Engaging in technical optimization is a necessary component of basic Website maintenance and helps improve user experience for all visitors (e.g. via direct, referral, social channels), not just organic search. Technical SEO elements include fixing broken links, reduce page load speeds and crafting a proper site structure. All of these contribute to a user-friendly Website.

Sustainable/Long Term Traffic Source

While SEO tactics can take 6+ months to yield favorable search performance, once achieved, organic traffic generally can be counted on as a substantial and long term traffic driver. With a little maintenance, organic search can become a sustainable source of traffic.

On the flip side, paid search (and traditional advertising) can drive traffic immediately, but they’re limited by budgets. Additionally, inbound traffic stops the moment you halt the campaign.

Expand Your Visibility Beyond The Brand

Without quality content that has been optimized for organic search, your site will likely only be found by consumers searching for keywords relating to your brand equity (e.g. brand name, sub-brand names and slogans). This means that without SEO you have minimal ability to reach consumers who are high in the purchasing funnel, and who have not yet considered your brand (or your competitors).

Additionally, without optimized content, you can’t efficiently leverage PPC and bid on any unbranded informational queries.

Lower CPCs in Paid Campaigns

A properly optimized Webpage is extremely relevant for its keyword target(s), thus improving the page’s Quality Score (a metric used by Google that influences the cost per click and ad position). A higher Quality Score typically leads to lower Paid search costs and better ad positions.

Major Contributor to Driving conversions

More often than not, consumers do not purchase after engaging with just one digital touch point.
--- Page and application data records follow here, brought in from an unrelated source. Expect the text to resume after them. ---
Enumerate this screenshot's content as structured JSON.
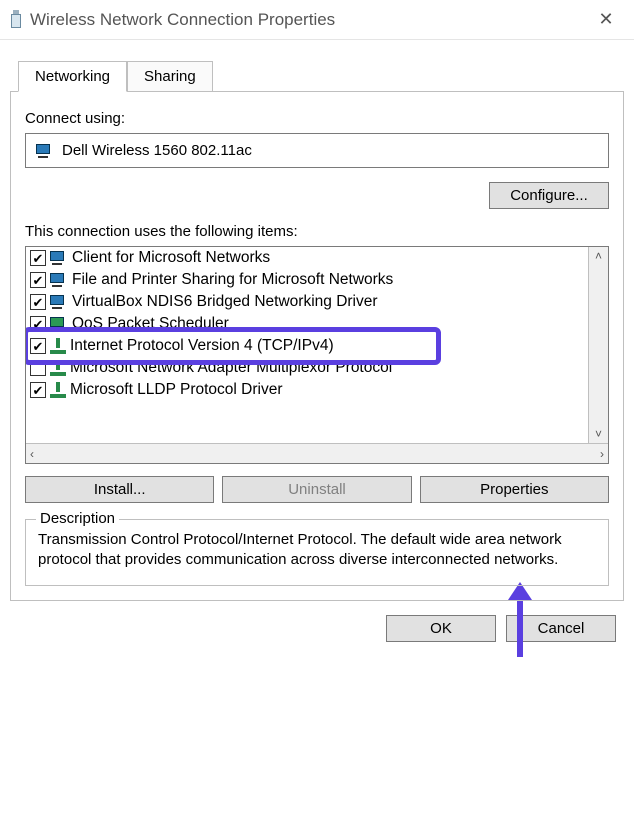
{
  "window": {
    "title": "Wireless Network Connection Properties"
  },
  "tabs": {
    "networking": "Networking",
    "sharing": "Sharing"
  },
  "connect_using_label": "Connect using:",
  "adapter_name": "Dell Wireless 1560 802.11ac",
  "configure_label": "Configure...",
  "items_label": "This connection uses the following items:",
  "items": [
    {
      "checked": true,
      "icon": "net",
      "label": "Client for Microsoft Networks"
    },
    {
      "checked": true,
      "icon": "net",
      "label": "File and Printer Sharing for Microsoft Networks"
    },
    {
      "checked": true,
      "icon": "net",
      "label": "VirtualBox NDIS6 Bridged Networking Driver"
    },
    {
      "checked": true,
      "icon": "bridge",
      "label": "QoS Packet Scheduler"
    },
    {
      "checked": true,
      "icon": "proto",
      "label": "Internet Protocol Version 4 (TCP/IPv4)"
    },
    {
      "checked": false,
      "icon": "proto",
      "label": "Microsoft Network Adapter Multiplexor Protocol"
    },
    {
      "checked": true,
      "icon": "proto",
      "label": "Microsoft LLDP Protocol Driver"
    }
  ],
  "buttons": {
    "install": "Install...",
    "uninstall": "Uninstall",
    "properties": "Properties",
    "ok": "OK",
    "cancel": "Cancel"
  },
  "description": {
    "legend": "Description",
    "text": "Transmission Control Protocol/Internet Protocol. The default wide area network protocol that provides communication across diverse interconnected networks."
  },
  "annotation": {
    "highlight_item_index": 4,
    "highlight_color": "#5a3fe0"
  }
}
This is because they can be at different phases along their path to purchase – moving from discovery to education to consideration and finally to purchase. As a result, a sale is usually not a single event and thus must be attributed to multiple channels. Organic search can be a major contributor along the consumer’s path to conversion.

  • eMarketer reports that 90% (179.7MM) of adult Internet users used a search engine in 2013.
  • 61% of online shoppers use the Web for the research phase of online purchasing (Interconnected World: Shopping and Personal Finance – 2012)
  • 39% of ecommerce customers were acquired via search engines (MarketLive – 2012)

Furthermore, organic search allows you to deliver consistent messaging across all marketing channels, creating a holistic strategy and more effectively connecting offline and online.

In a 2013 publication, Nielsen reported that 43% of tablet users used their devices as second screens while watching TV every day, with 76% of those users performing Web searches and 20% to buy a product being advertised. This presents a huge opportunity to deliver a streamlined marketing approach, connecting offline with online channels.

Final Word

As you can see there are multiple reasons marketers must invest in SEO as it can be a long term traffic source, help you reach new customers, and can assist in with other digital channels.